|See the original tweet here|
I couldn't stop laughing.
Here are some closer shots, in case you need to get your pen and shopping list:
I just don't know how I get anything done without that key item, the long-sleeved silk blouse.
Just for fun, let's see what all this would cost...
$7,057. Not including the pants, since those are listed as "price on request" from Lacoste. So I'm sure they're reasonable. Sometimes I see items I want to buy and can't find the price, but then someone in a red shirt and khakis scans it for me. There, price on request.
And speaking of pants, since when are pants among the "Wardrobe Musts" for a writer?
Since I don't know any writer willing to hand over that big o' chunk of her advance for an outfit, I thought it would be fun to ask some author friends to show me what they actually wear when writing. (If you want to keep up the illusion that we all dress like the Elle model, you'll want to turn away now).
First up is Kristin Rae, modeling the timeless "Lumberjack Maternity Chic:"
Behind the silk shirts in Jennifer Mathieu's closet is a wide array of t-shirts:
|I'm not saying Jennifer isn't wearing pants, but I'm not saying she is, either|
Most of the replies to the original tweet were along the lines of "Where are the pajama pants?" Here they are, modeled by Kari Anne Holt and Samantha Clark:
|Wearing a t-shirt from high school redefines "timeless."|
Deadlines call for a more formal look, so Jo Whittemore adds a blanket to the pajamas:
Shelli Cornelison reminds us not to forget the yoga pants. But if you forget to do laundry for a few weeks, feel free to raid your husband's closet for t-shirts.
|Menswear offers a tailored look|
Here we see a writer in her natural habitat, a coffee shop. Cory Oakes stays productive in the polar-vortex-like temperatures with her fingerless gloves.
McCormick Templeman asked that this photo of Susan Sontag in a teddy bear suit be her model stand-in, since she's pretty sure she could write the Great American Novel if only she had a teddy bear suit. I don't think any of us can argue with that logic.
Here's a glimpse of the wardrobe of a gothic Victorian novelist, courtesy of Leanna Renee Hieber.
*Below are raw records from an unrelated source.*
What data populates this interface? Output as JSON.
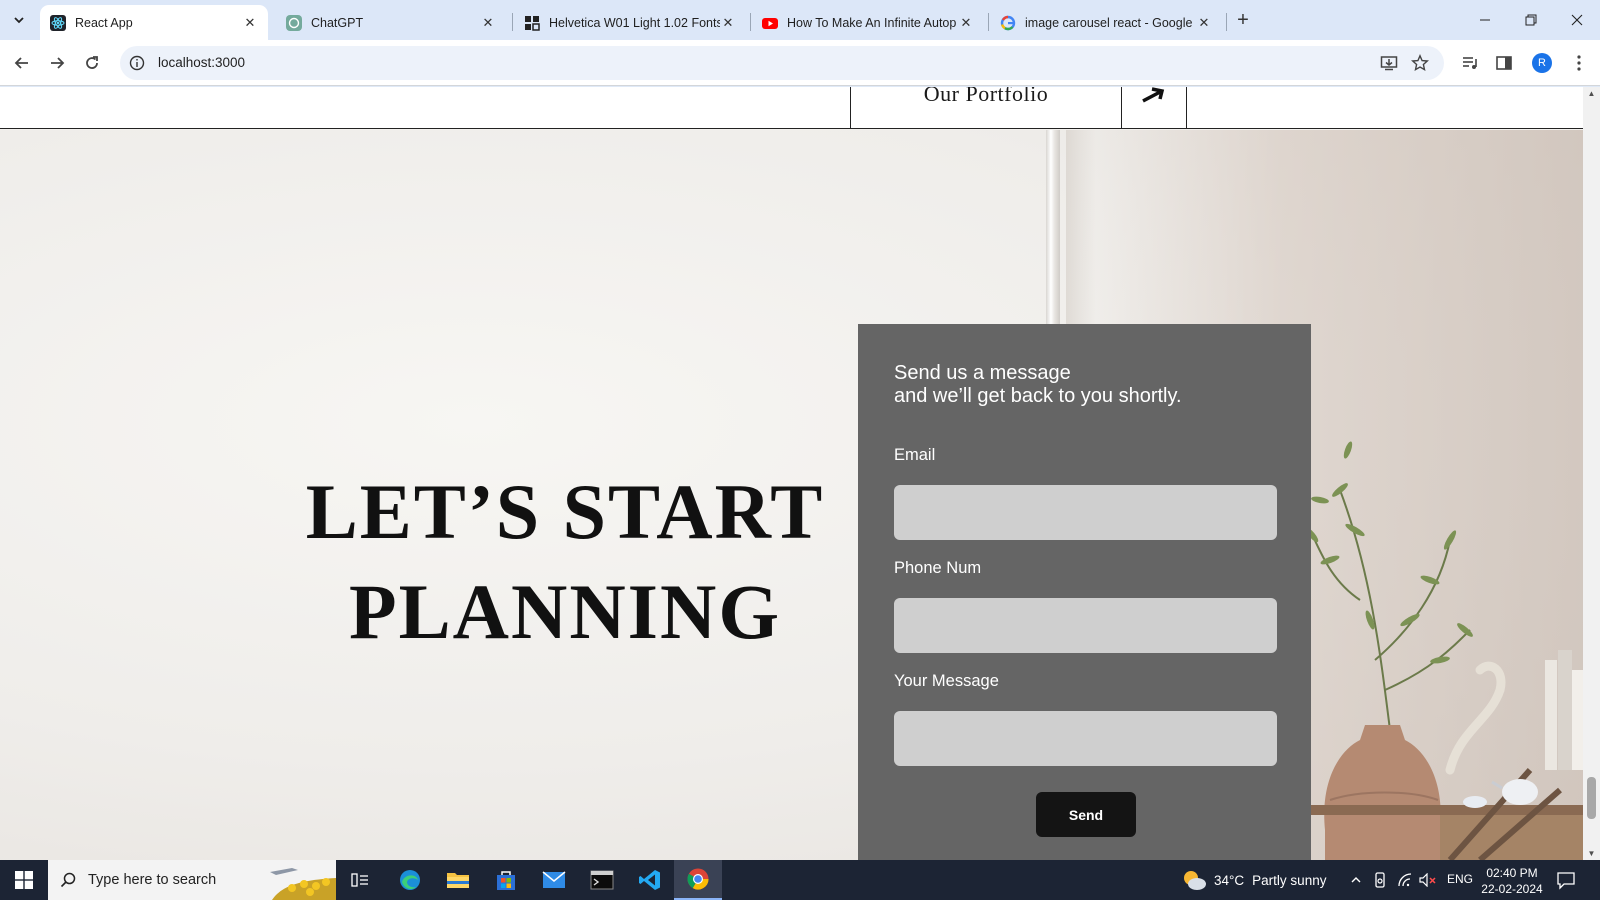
{
  "browser": {
    "tabs": [
      {
        "label": "React App",
        "icon": "react-icon",
        "active": true
      },
      {
        "label": "ChatGPT",
        "icon": "chatgpt-icon",
        "active": false
      },
      {
        "label": "Helvetica W01 Light 1.02 Fonts",
        "icon": "fonts-site-icon",
        "active": false
      },
      {
        "label": "How To Make An Infinite Autop",
        "icon": "youtube-icon",
        "active": false
      },
      {
        "label": "image carousel react - Google S",
        "icon": "google-icon",
        "active": false
      }
    ],
    "url": "localhost:3000",
    "profile_initial": "R"
  },
  "site": {
    "nav_portfolio": "Our Portfolio",
    "nav_arrow": "➔",
    "headline_line1": "LET’S START",
    "headline_line2": "PLANNING",
    "form": {
      "intro_line1": "Send us a message",
      "intro_line2": "and we’ll get back to you shortly.",
      "email_label": "Email",
      "phone_label": "Phone Num",
      "message_label": "Your Message",
      "email_value": "",
      "phone_value": "",
      "message_value": "",
      "send_label": "Send"
    }
  },
  "taskbar": {
    "search_placeholder": "Type here to search",
    "weather_temp": "34°C",
    "weather_text": "Partly sunny",
    "language": "ENG",
    "time": "02:40 PM",
    "date": "22-02-2024"
  },
  "colors": {
    "form_panel": "#656565",
    "input_fill": "#cfcfcf",
    "send_button": "#141414",
    "taskbar": "#1c2434",
    "tabstrip": "#dce7f8"
  }
}
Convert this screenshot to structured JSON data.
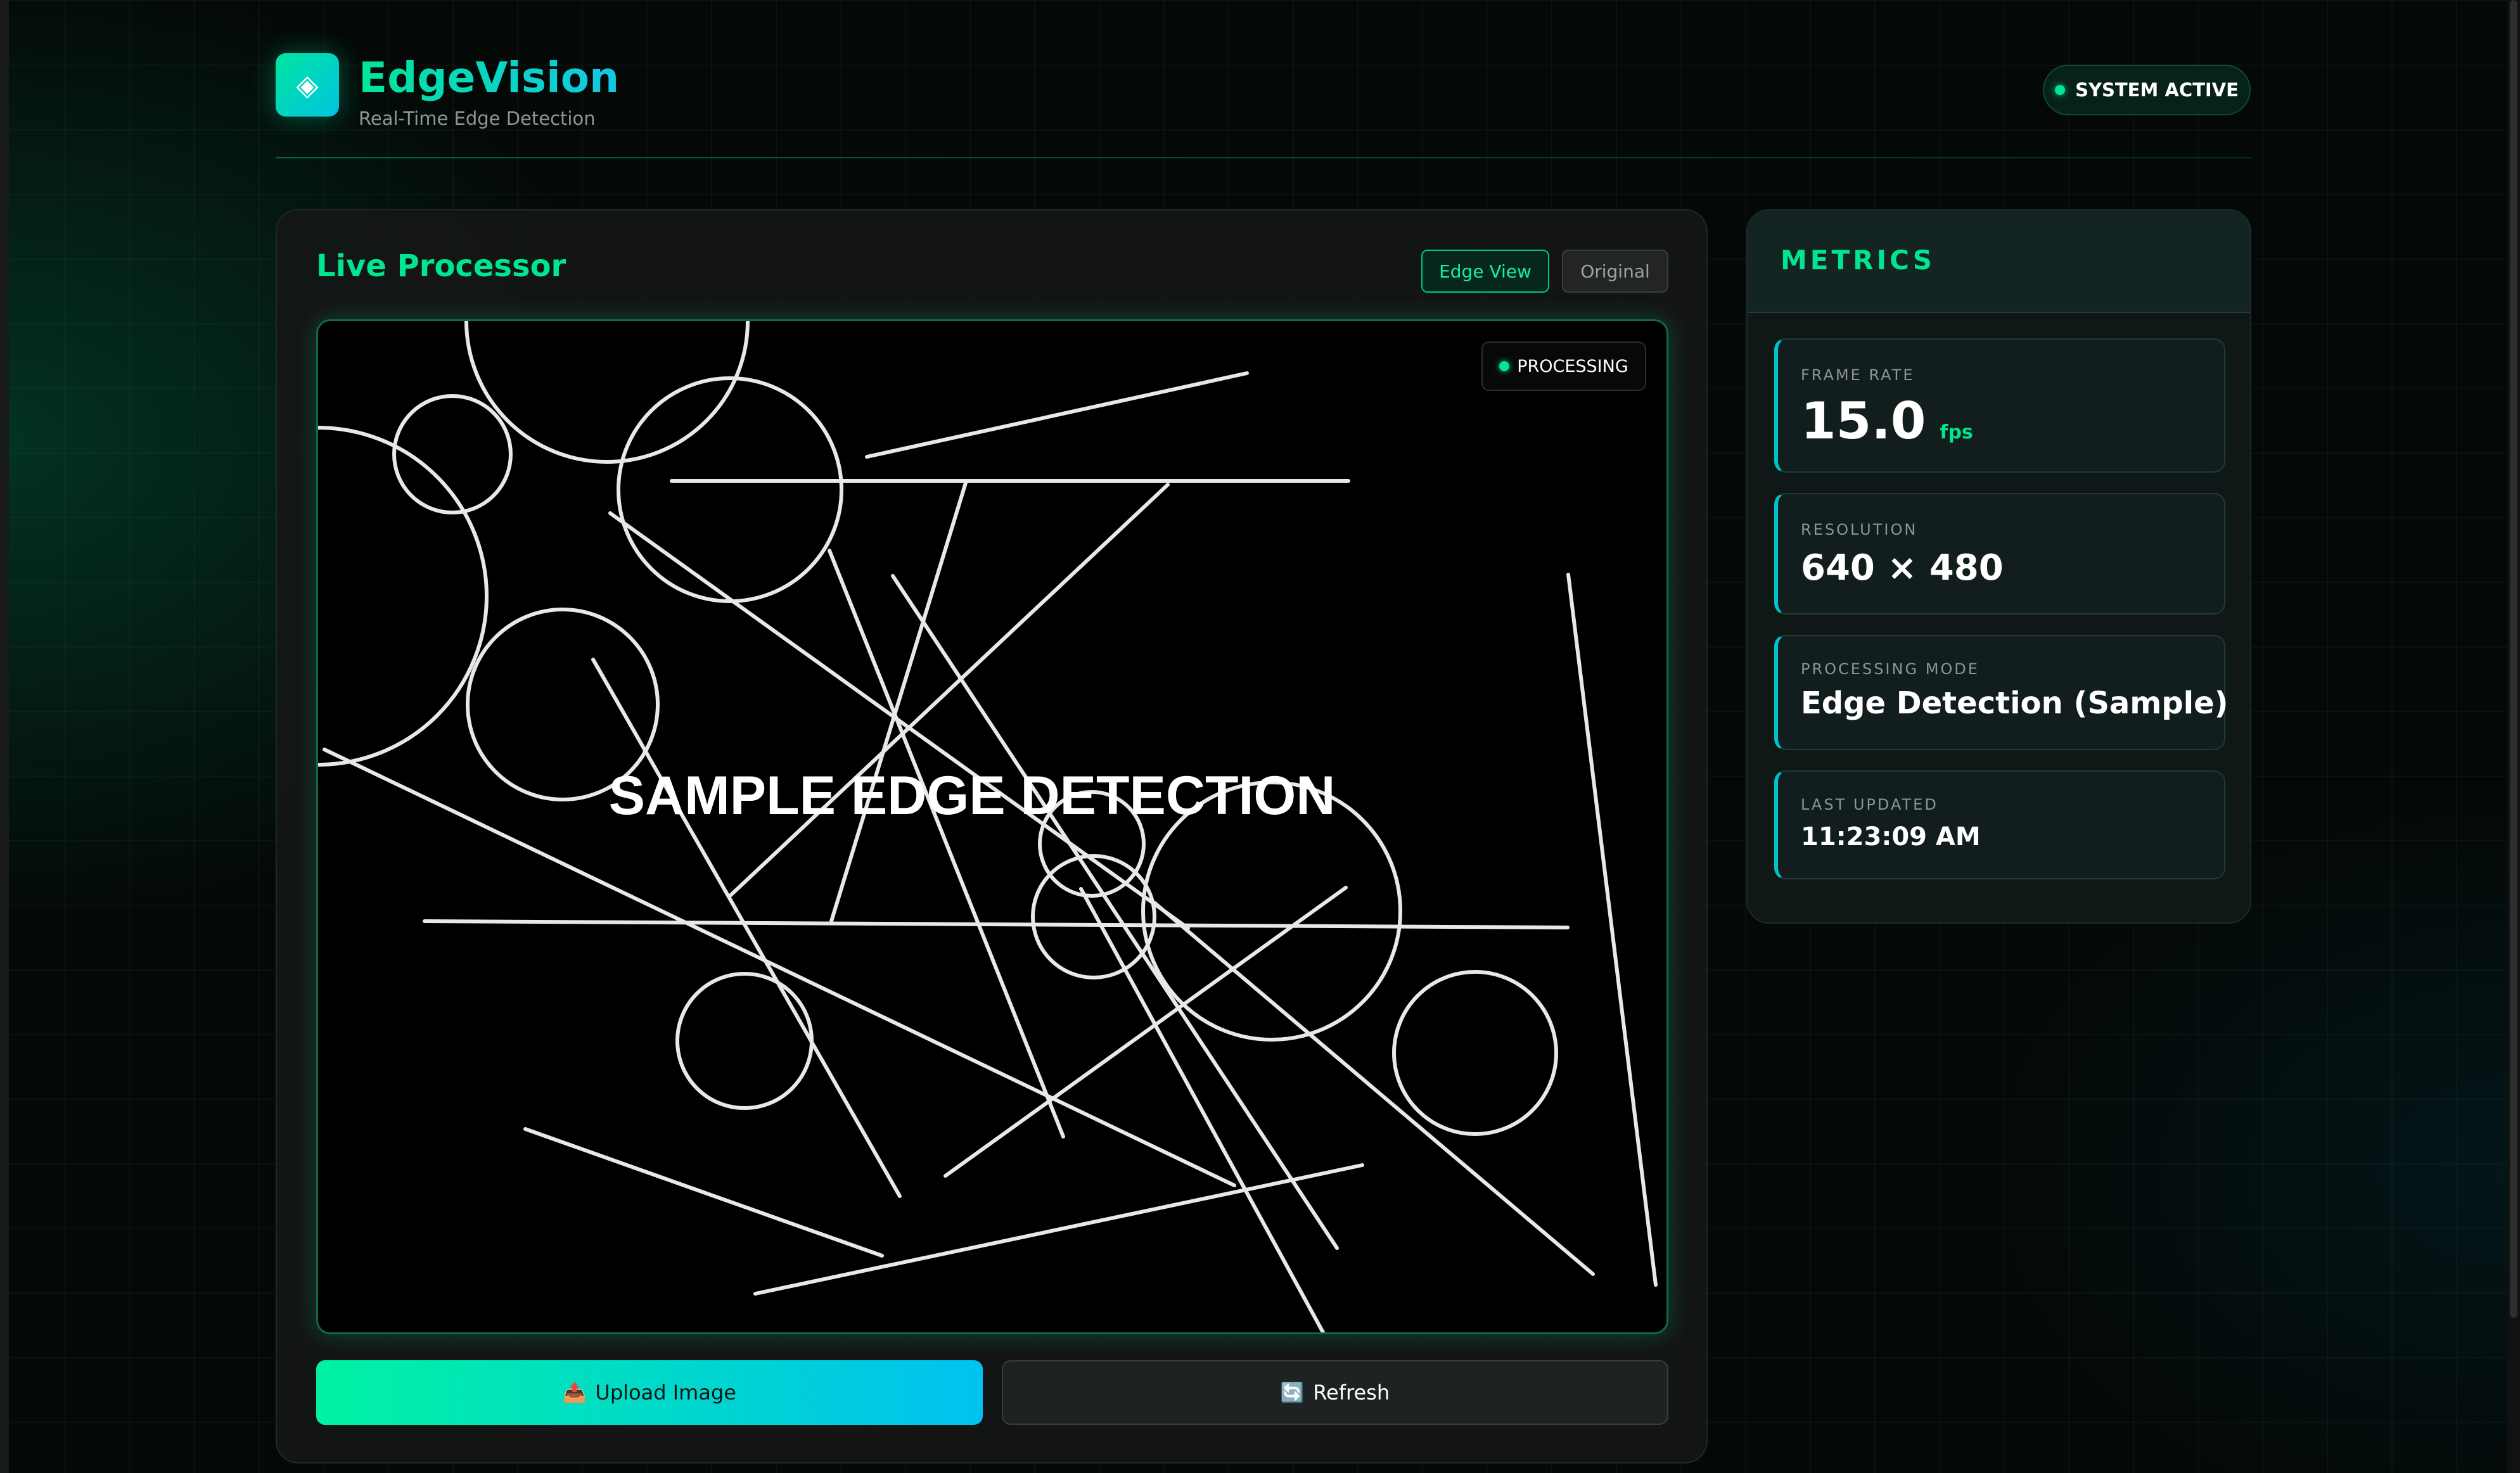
{
  "header": {
    "logo_icon": "diamond-icon",
    "title": "EdgeVision",
    "subtitle": "Real-Time Edge Detection",
    "status": "SYSTEM ACTIVE",
    "status_color": "#00e592"
  },
  "processor": {
    "title": "Live Processor",
    "view_edge_label": "Edge View",
    "view_original_label": "Original",
    "badge_label": "PROCESSING",
    "canvas_text": "SAMPLE EDGE DETECTION",
    "upload_icon": "📤",
    "upload_label": "Upload Image",
    "refresh_icon": "🔄",
    "refresh_label": "Refresh"
  },
  "metrics": {
    "title": "METRICS",
    "items": [
      {
        "label": "FRAME RATE",
        "value": "15.0",
        "unit": "fps"
      },
      {
        "label": "RESOLUTION",
        "value": "640 × 480"
      },
      {
        "label": "PROCESSING MODE",
        "value": "Edge Detection (Sample)"
      },
      {
        "label": "LAST UPDATED",
        "value": "11:23:09 AM"
      }
    ]
  },
  "colors": {
    "accent_green": "#00e58f",
    "accent_cyan": "#00c2f0",
    "background": "#040807"
  }
}
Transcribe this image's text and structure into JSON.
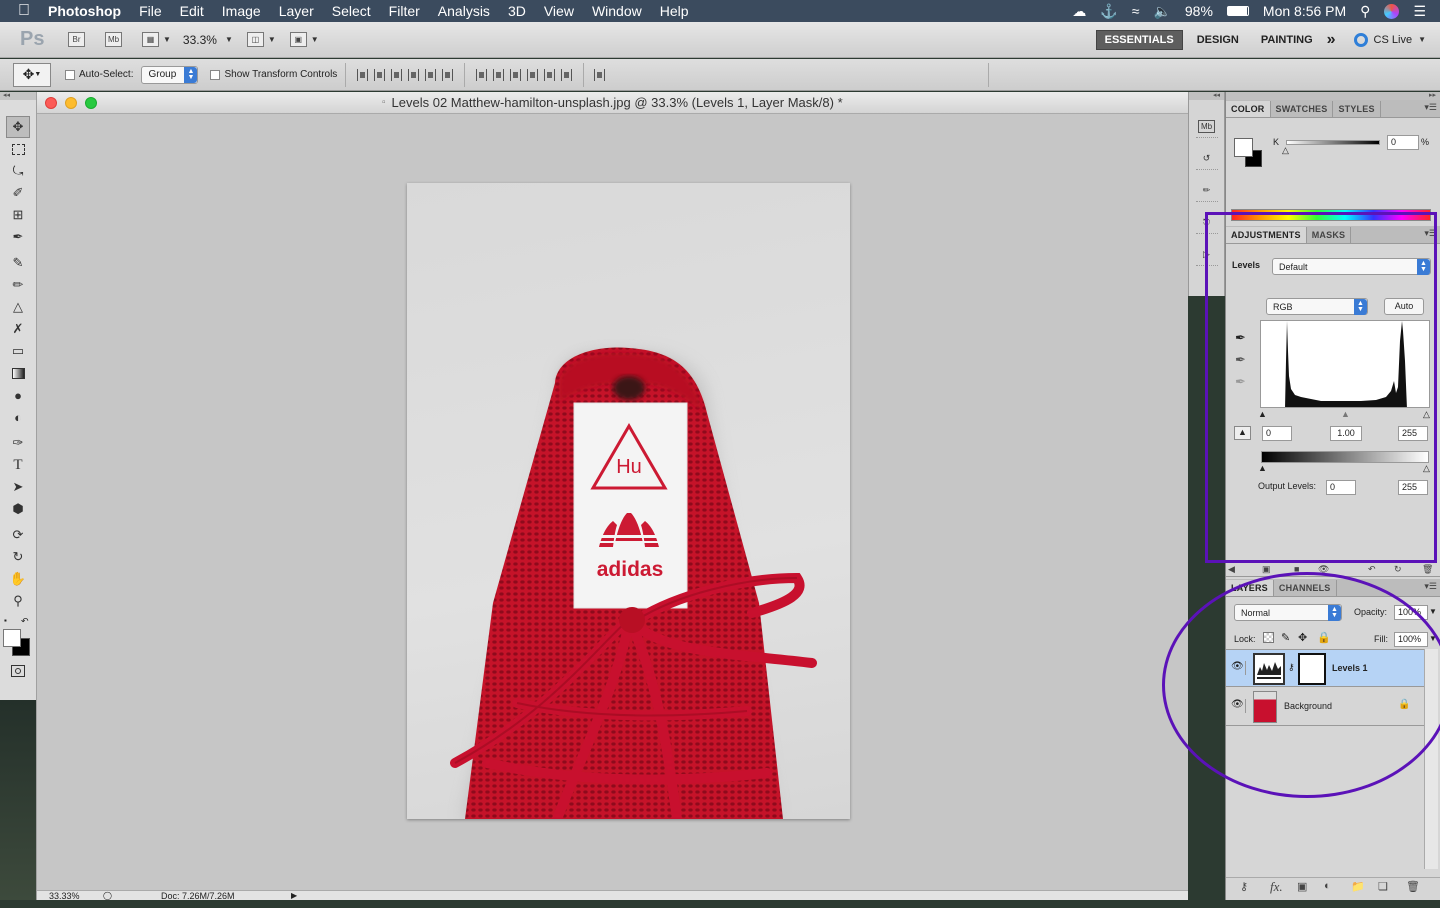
{
  "menubar": {
    "app": "Photoshop",
    "items": [
      "File",
      "Edit",
      "Image",
      "Layer",
      "Select",
      "Filter",
      "Analysis",
      "3D",
      "View",
      "Window",
      "Help"
    ],
    "battery": "98%",
    "clock": "Mon 8:56 PM"
  },
  "appbar": {
    "logo": "Ps",
    "bridge": "Br",
    "minibridge": "Mb",
    "zoom": "33.3%",
    "workspaces": [
      "ESSENTIALS",
      "DESIGN",
      "PAINTING"
    ],
    "more": "»",
    "cs_live": "CS Live"
  },
  "options": {
    "auto_select_label": "Auto-Select:",
    "auto_select_value": "Group",
    "show_transform_label": "Show Transform Controls"
  },
  "document": {
    "title": "Levels 02 Matthew-hamilton-unsplash.jpg @ 33.3% (Levels 1, Layer Mask/8) *",
    "tag_text": "Hu",
    "brand_text": "adidas",
    "status_zoom": "33.33%",
    "status_doc": "Doc: 7.26M/7.26M"
  },
  "color_panel": {
    "tabs": [
      "COLOR",
      "SWATCHES",
      "STYLES"
    ],
    "channel": "K",
    "value": "0",
    "unit": "%"
  },
  "adjustments_panel": {
    "tabs": [
      "ADJUSTMENTS",
      "MASKS"
    ],
    "type_label": "Levels",
    "preset": "Default",
    "channel": "RGB",
    "auto_label": "Auto",
    "input_black": "0",
    "input_gamma": "1.00",
    "input_white": "255",
    "output_label": "Output Levels:",
    "output_black": "0",
    "output_white": "255"
  },
  "layers_panel": {
    "tabs": [
      "LAYERS",
      "CHANNELS"
    ],
    "blend_mode": "Normal",
    "opacity_label": "Opacity:",
    "opacity": "100%",
    "lock_label": "Lock:",
    "fill_label": "Fill:",
    "fill": "100%",
    "layers": [
      {
        "name": "Levels 1",
        "selected": true
      },
      {
        "name": "Background",
        "selected": false
      }
    ],
    "footer_fx": "fx."
  },
  "colors": {
    "menubar": "#3b4b5e",
    "canvas_bg": "#c6c6c6",
    "shoe_red": "#c8102e",
    "annotation": "#5b12b8",
    "selected_layer": "#b6d3f5"
  }
}
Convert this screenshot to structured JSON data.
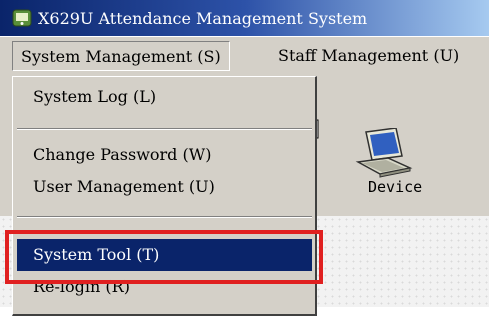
{
  "window": {
    "title": "X629U Attendance Management System",
    "icon": "app-icon"
  },
  "menubar": {
    "items": [
      {
        "label": "System Management (S)"
      },
      {
        "label": "Staff Management (U)"
      }
    ]
  },
  "dropdown": {
    "items": [
      {
        "label": "System Log (L)"
      },
      {
        "label": "Change Password (W)"
      },
      {
        "label": "User Management (U)"
      },
      {
        "label": "System Tool (T)",
        "selected": true
      },
      {
        "label": "Re-login (R)"
      }
    ]
  },
  "toolbar": {
    "device_label": "Device",
    "device_icon": "laptop-icon"
  },
  "colors": {
    "highlight": "#e02020",
    "selection": "#0a246a",
    "menu_bg": "#d4d0c8"
  }
}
Note that the middle shelf is full of corsets.
|A few more corsets that the author average of zero.|
Shannon Messenger won't be caught writing without this season's must-have accessory, the house cat:
|A large bathrobe and fuzzy slippers complete the ensemble|
Not to be outdone are Lenore Appelhans and Emily Hainsworth, effortlessly pulling off the "Covered by cat while writing" look:
|Typewriter shirt from Modcloth, priced less than one Guess sandal|
And let's not forget the dogs. (Because teeth marks are never in style). Doris Fisher often writes while wearing Princess Puppy, pictured here in her wardrobe of yarn:
Here's Colleen Conrad, staying fashionably productive in a swimsuit coverup and a dog:
This is usually what happens when I try to write from the comfort of my couch, because Holly knows that looking good is more important than being able to type:
|Move, human, you're ruining my selfie|
I was so impressed by all the writerly wardrobe photos, but I am surprised at the lack of Snuggies. Now that's the long-sleeved must-have. You can even get the electric version.
|Just one of the collection|
Not pictured are coffee, chocolate, and wine stains, but those accessories can be added easily. Prices upon request at the nearest gas station.